**RECORDS FOR THE TASK**.
---
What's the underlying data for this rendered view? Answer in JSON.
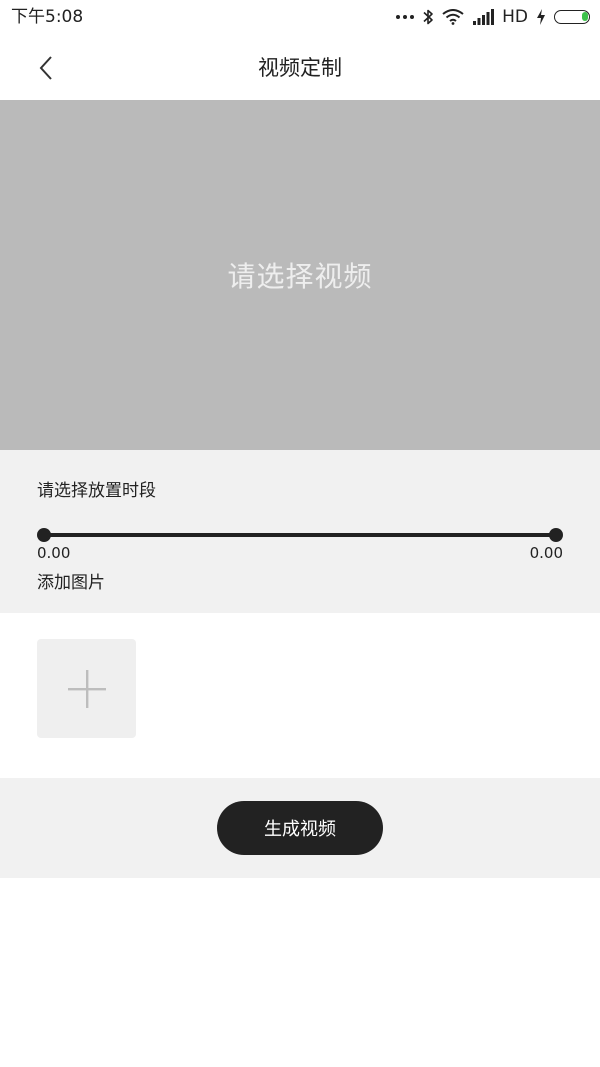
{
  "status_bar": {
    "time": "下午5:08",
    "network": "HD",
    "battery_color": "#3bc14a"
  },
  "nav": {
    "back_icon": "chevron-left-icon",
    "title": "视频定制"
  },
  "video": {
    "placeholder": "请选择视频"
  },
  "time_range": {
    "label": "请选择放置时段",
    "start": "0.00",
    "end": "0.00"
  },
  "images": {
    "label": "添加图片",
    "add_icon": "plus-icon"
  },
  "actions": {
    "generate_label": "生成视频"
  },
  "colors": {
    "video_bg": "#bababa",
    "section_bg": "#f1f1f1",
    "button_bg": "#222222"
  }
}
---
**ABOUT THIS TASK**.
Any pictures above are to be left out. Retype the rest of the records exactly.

**EXERCISE RESPONSE**.
What's the underlying data for this rendered view? Answer in JSON.
{
  "status_bar": {
    "time": "下午5:08",
    "network": "HD",
    "battery_color": "#3bc14a"
  },
  "nav": {
    "back_icon": "chevron-left-icon",
    "title": "视频定制"
  },
  "video": {
    "placeholder": "请选择视频"
  },
  "time_range": {
    "label": "请选择放置时段",
    "start": "0.00",
    "end": "0.00"
  },
  "images": {
    "label": "添加图片",
    "add_icon": "plus-icon"
  },
  "actions": {
    "generate_label": "生成视频"
  },
  "colors": {
    "video_bg": "#bababa",
    "section_bg": "#f1f1f1",
    "button_bg": "#222222"
  }
}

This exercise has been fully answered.